(Available data begins)

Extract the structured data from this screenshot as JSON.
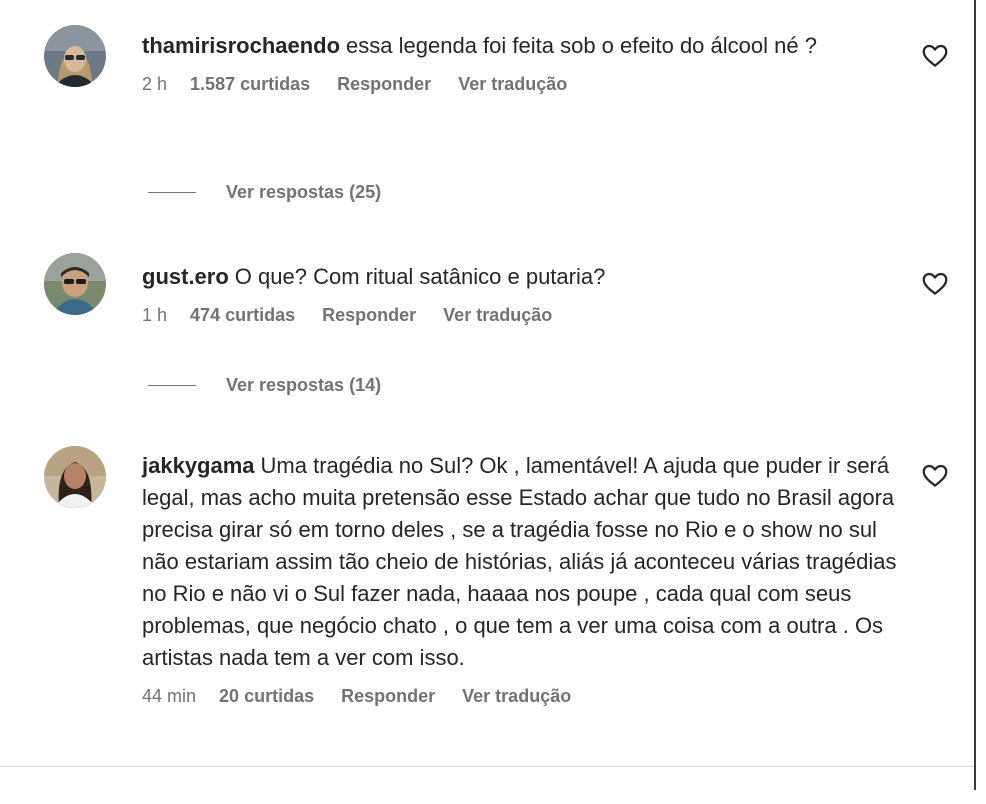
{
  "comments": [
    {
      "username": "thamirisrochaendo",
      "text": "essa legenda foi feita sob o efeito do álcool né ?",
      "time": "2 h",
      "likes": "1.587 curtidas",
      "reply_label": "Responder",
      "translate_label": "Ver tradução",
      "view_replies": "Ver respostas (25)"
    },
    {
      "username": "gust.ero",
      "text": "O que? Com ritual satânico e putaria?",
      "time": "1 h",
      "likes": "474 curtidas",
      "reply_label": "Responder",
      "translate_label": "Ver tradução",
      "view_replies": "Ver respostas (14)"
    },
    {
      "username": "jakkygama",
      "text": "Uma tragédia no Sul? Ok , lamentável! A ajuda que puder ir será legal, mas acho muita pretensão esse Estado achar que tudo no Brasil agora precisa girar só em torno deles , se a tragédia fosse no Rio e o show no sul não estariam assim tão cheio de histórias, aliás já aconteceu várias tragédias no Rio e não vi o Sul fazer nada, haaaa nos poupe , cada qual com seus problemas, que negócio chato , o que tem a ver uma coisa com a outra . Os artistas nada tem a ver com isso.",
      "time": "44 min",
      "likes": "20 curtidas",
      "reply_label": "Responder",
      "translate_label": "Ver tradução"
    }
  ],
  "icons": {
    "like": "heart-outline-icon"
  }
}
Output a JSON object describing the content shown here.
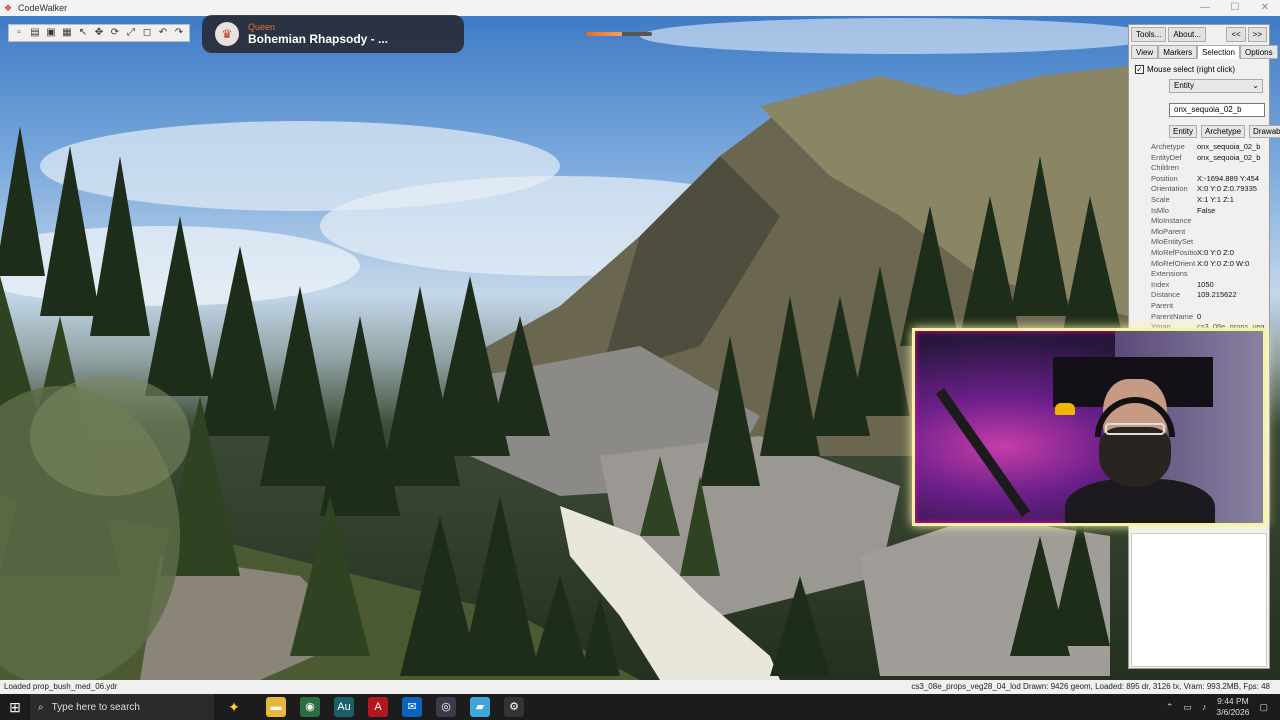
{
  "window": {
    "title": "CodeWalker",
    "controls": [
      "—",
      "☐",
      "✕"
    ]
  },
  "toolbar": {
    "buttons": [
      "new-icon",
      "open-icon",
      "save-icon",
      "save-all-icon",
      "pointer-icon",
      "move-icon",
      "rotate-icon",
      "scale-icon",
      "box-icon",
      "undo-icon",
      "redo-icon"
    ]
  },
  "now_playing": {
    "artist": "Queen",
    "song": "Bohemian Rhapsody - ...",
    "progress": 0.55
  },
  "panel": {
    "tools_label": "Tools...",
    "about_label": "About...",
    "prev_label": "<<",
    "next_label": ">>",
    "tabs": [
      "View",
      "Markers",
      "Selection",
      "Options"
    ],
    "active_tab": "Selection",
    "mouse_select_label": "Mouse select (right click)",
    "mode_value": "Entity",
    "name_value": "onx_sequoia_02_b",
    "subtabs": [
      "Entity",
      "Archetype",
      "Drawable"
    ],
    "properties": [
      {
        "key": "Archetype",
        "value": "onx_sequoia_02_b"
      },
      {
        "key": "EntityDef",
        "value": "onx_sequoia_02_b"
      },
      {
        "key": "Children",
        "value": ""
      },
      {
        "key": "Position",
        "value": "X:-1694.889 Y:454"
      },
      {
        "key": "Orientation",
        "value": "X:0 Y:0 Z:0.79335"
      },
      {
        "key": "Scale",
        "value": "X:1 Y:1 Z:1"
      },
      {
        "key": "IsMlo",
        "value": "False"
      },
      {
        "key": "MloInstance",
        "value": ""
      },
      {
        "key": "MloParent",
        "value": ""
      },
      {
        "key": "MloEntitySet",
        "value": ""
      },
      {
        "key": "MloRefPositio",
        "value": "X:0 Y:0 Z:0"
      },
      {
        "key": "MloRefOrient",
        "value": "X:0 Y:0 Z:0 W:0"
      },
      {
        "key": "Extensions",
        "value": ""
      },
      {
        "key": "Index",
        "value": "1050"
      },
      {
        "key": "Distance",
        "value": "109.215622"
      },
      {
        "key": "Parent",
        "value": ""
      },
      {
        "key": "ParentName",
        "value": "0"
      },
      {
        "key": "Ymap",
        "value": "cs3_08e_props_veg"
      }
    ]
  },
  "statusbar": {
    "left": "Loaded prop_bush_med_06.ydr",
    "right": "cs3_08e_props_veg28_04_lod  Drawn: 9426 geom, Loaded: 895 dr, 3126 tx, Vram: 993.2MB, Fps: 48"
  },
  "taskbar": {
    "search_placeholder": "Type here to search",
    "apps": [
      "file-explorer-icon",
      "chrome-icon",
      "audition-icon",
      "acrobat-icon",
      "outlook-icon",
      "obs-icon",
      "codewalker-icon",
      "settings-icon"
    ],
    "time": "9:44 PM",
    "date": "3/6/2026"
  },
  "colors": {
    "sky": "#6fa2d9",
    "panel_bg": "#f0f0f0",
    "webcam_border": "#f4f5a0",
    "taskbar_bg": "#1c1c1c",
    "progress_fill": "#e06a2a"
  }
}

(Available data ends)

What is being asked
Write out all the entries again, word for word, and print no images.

Output for this exercise
Extract the structured data from this screenshot as JSON.
{
  "comments": [
    {
      "username": "thamirisrochaendo",
      "text": "essa legenda foi feita sob o efeito do álcool né ?",
      "time": "2 h",
      "likes": "1.587 curtidas",
      "reply_label": "Responder",
      "translate_label": "Ver tradução",
      "view_replies": "Ver respostas (25)"
    },
    {
      "username": "gust.ero",
      "text": "O que? Com ritual satânico e putaria?",
      "time": "1 h",
      "likes": "474 curtidas",
      "reply_label": "Responder",
      "translate_label": "Ver tradução",
      "view_replies": "Ver respostas (14)"
    },
    {
      "username": "jakkygama",
      "text": "Uma tragédia no Sul? Ok , lamentável! A ajuda que puder ir será legal, mas acho muita pretensão esse Estado achar que tudo no Brasil agora precisa girar só em torno deles , se a tragédia fosse no Rio e o show no sul não estariam assim tão cheio de histórias, aliás já aconteceu várias tragédias no Rio e não vi o Sul fazer nada, haaaa nos poupe , cada qual com seus problemas, que negócio chato , o que tem a ver uma coisa com a outra . Os artistas nada tem a ver com isso.",
      "time": "44 min",
      "likes": "20 curtidas",
      "reply_label": "Responder",
      "translate_label": "Ver tradução"
    }
  ],
  "icons": {
    "like": "heart-outline-icon"
  }
}
Output a JSON object describing the content shown here.
{
  "window": {
    "title": "CodeWalker",
    "controls": [
      "—",
      "☐",
      "✕"
    ]
  },
  "toolbar": {
    "buttons": [
      "new-icon",
      "open-icon",
      "save-icon",
      "save-all-icon",
      "pointer-icon",
      "move-icon",
      "rotate-icon",
      "scale-icon",
      "box-icon",
      "undo-icon",
      "redo-icon"
    ]
  },
  "now_playing": {
    "artist": "Queen",
    "song": "Bohemian Rhapsody - ...",
    "progress": 0.55
  },
  "panel": {
    "tools_label": "Tools...",
    "about_label": "About...",
    "prev_label": "<<",
    "next_label": ">>",
    "tabs": [
      "View",
      "Markers",
      "Selection",
      "Options"
    ],
    "active_tab": "Selection",
    "mouse_select_label": "Mouse select (right click)",
    "mode_value": "Entity",
    "name_value": "onx_sequoia_02_b",
    "subtabs": [
      "Entity",
      "Archetype",
      "Drawable"
    ],
    "properties": [
      {
        "key": "Archetype",
        "value": "onx_sequoia_02_b"
      },
      {
        "key": "EntityDef",
        "value": "onx_sequoia_02_b"
      },
      {
        "key": "Children",
        "value": ""
      },
      {
        "key": "Position",
        "value": "X:-1694.889 Y:454"
      },
      {
        "key": "Orientation",
        "value": "X:0 Y:0 Z:0.79335"
      },
      {
        "key": "Scale",
        "value": "X:1 Y:1 Z:1"
      },
      {
        "key": "IsMlo",
        "value": "False"
      },
      {
        "key": "MloInstance",
        "value": ""
      },
      {
        "key": "MloParent",
        "value": ""
      },
      {
        "key": "MloEntitySet",
        "value": ""
      },
      {
        "key": "MloRefPositio",
        "value": "X:0 Y:0 Z:0"
      },
      {
        "key": "MloRefOrient",
        "value": "X:0 Y:0 Z:0 W:0"
      },
      {
        "key": "Extensions",
        "value": ""
      },
      {
        "key": "Index",
        "value": "1050"
      },
      {
        "key": "Distance",
        "value": "109.215622"
      },
      {
        "key": "Parent",
        "value": ""
      },
      {
        "key": "ParentName",
        "value": "0"
      },
      {
        "key": "Ymap",
        "value": "cs3_08e_props_veg"
      }
    ]
  },
  "statusbar": {
    "left": "Loaded prop_bush_med_06.ydr",
    "right": "cs3_08e_props_veg28_04_lod  Drawn: 9426 geom, Loaded: 895 dr, 3126 tx, Vram: 993.2MB, Fps: 48"
  },
  "taskbar": {
    "search_placeholder": "Type here to search",
    "apps": [
      "file-explorer-icon",
      "chrome-icon",
      "audition-icon",
      "acrobat-icon",
      "outlook-icon",
      "obs-icon",
      "codewalker-icon",
      "settings-icon"
    ],
    "time": "9:44 PM",
    "date": "3/6/2026"
  },
  "colors": {
    "sky": "#6fa2d9",
    "panel_bg": "#f0f0f0",
    "webcam_border": "#f4f5a0",
    "taskbar_bg": "#1c1c1c",
    "progress_fill": "#e06a2a"
  }
}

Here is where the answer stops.